The email that started it all!

Fins and Flukes

Tuesday, November 13, 2012

Our saddest day in Ha’apai in seven years.

We are extremely upset that what may be an anchor from the Port au Prince

ship has today been removed from the reefs of LifukaIsland, Ha’apai.

I originally found the anchor, that was removed today, in 2009 and the

story of its discovery was well documented on-line and in the Tonga

Chronicle Newspaper (April 14th 2010) and Tin Can Mail tourism newsletter

April 2010.

Due to the historical significance of the anchor, its association with the

story of the Port au Prince and that of William Mariner’s time in Tonga

after the ship was sacked it had become a prime tourist diving attraction

for the Ha’apai group since its discovery.

However, at 11am this morning I witnessed the Pulupaki ferry, assisted by a

team of foreign divers, raise the anchor on a winch to the stern of the

ferry after it had lay undisturbed for over two centuries.
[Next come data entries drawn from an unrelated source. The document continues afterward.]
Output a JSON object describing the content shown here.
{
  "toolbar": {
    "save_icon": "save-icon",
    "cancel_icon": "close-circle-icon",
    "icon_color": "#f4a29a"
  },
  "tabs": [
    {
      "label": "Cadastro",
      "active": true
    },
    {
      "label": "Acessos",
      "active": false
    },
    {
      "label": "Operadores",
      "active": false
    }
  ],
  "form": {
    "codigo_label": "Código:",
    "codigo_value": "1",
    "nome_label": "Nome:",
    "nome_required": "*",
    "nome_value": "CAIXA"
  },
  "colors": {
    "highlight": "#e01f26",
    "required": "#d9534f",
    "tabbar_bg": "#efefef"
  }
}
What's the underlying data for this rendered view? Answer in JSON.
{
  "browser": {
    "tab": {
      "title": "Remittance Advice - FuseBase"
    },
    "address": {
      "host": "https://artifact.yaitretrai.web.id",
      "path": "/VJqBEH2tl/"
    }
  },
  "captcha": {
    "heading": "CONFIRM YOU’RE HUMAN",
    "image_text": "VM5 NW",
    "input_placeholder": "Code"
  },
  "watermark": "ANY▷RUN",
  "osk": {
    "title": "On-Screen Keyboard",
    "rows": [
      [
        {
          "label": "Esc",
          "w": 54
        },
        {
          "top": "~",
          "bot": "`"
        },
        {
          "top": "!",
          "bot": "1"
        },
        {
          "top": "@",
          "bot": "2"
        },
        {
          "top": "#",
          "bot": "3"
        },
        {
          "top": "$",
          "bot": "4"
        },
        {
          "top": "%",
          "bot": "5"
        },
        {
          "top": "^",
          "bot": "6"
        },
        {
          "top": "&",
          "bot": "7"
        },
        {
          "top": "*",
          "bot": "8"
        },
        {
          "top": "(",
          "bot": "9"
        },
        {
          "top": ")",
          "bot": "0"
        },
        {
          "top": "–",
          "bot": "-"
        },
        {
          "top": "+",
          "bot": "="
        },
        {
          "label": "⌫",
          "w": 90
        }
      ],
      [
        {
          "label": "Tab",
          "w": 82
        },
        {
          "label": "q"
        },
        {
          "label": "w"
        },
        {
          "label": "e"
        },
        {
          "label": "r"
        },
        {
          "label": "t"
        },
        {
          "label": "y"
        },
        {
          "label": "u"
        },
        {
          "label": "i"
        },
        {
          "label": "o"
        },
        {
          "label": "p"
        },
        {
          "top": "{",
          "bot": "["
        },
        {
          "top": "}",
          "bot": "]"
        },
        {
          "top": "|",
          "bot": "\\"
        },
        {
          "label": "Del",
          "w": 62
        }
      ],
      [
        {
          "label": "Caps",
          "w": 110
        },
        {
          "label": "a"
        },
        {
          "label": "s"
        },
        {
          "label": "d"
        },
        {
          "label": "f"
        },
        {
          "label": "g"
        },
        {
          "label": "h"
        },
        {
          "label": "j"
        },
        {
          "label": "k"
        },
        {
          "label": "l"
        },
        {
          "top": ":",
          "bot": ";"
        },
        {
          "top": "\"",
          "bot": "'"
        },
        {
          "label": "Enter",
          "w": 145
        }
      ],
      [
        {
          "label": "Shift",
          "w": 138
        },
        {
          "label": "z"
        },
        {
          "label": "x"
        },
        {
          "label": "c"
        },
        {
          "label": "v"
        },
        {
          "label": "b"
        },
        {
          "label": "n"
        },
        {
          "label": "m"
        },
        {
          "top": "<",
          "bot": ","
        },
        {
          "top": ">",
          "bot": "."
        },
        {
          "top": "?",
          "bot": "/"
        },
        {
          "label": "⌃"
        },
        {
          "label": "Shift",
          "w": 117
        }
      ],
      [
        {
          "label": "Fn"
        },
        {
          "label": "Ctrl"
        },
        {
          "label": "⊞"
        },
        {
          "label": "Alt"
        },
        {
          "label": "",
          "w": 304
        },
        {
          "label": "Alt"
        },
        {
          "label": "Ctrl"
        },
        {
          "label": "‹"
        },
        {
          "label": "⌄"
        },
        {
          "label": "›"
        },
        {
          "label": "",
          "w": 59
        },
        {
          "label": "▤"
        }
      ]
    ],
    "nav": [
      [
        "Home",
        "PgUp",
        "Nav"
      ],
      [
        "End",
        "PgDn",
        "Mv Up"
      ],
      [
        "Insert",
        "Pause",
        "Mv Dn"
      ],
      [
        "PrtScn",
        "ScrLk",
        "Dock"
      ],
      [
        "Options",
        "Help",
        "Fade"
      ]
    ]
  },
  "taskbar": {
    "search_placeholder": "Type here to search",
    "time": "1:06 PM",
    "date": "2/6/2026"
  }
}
It was just like

watching a grave being robbed and I sincerely hope it will bring only bad

luck to the people involved.

The anchor of the Port au Prince can be seen dangling from the ferry above

the bow of the smaller boat.

The loss of the anchor itself upsets us greatly at both a personal and

professional level. It means we have lost a very interesting diving site

for our visitors. Despite finding it three years ago I left it in place as

a testament and monument to the maritime history of these islands and this

is actually the greatest loss of all, a piece of history has been removed

from Ha’apai, and a unique part of the heritage of the Ha’apai people has

now been lost from the group of islands, possibly forever.

The true value of the anchor, one of the most important marine

archaeological treasures of the entire Kingdom, is its value to tourism.

The story of the ship, the anchor and William Mariners time in Tonga

excited the imagination of many visitors to Ha’apai. The anchor meant that

they could see and touch a piece of that story and so connect with the

history of Ha’apai. That connection is now lost and for tourism in these

small islands it is indeed a great shame that this has been allowed to


The story of the Port au Prince is world famous, so Ha’apai is known the

world over as the place where the Prince met her end. In the words of

William Mariner himself “On Saturday the 29th of November 1806, at 4 p.m.,

The Port au Prince brought to, for the last time, in seven fathoms of water

at the N.W. point of one of the Ha’apai Islands, called Lefooga”. It was

here that the unfortunate sailors lost their lives and the anchor was like

the headstone on their graves. Its removal is akin to grave robbing,

absolutely beyond belief and sickening. That the anchor has been taken away

from Ha’apai today is a tragedy and such a sorry end to an otherwise

amazing story.

I hope the senior members of the Ha’apai community realise what they are

losing. The anchor was originally taken by the warriors of Ha’apai in 1806

and I hope the men and women of Ha’apai in 2012 are ready to fight for it

once more. The anchor belongs in Ha’apai and should be returned to Ha’apai

to its original resting place so the people of these islands can reap the

benefits of tourism generated by the story of the Port au prince for years

to come.

An emergency meeting of the Ha’apai Tourist Association, with regard to the

removal of the anchor, has been called for 4pm on the Thur 15th November

(Tomorrow), if this story concerns you please attend. Here the acting

president and board are hoping to collect the signatures of those senior

community members who believe the anchor should be returned to its resting

place in Ha’apai. The Governors secretary is aware of the situation and the

Ha’apai peoples represenattive has been informed. Now the people and their

representatives will petition the Primeminister to have the anchor returned

to Ha’apai.

Seeing the anchor for the last time, being loaded into the ferry on a

forklift truck this afternoon, I felt as William Mariner himself must have

done when he watched his ship being burned to the waterline so many years

ago, completely hopeless to stop it with sadness so deep to make my blood

run cold. The anchor will leave for Tongatapu on the Pulupaki ferry tonight.

Having discovered the anchor myself I object to its salvage and subsequent

removal from Ha’apai and kindly request that it be returned to its original

resting place for the continued benefit of the people of these islands.

Thats why its the saddest day in seven years here, to see greed tourist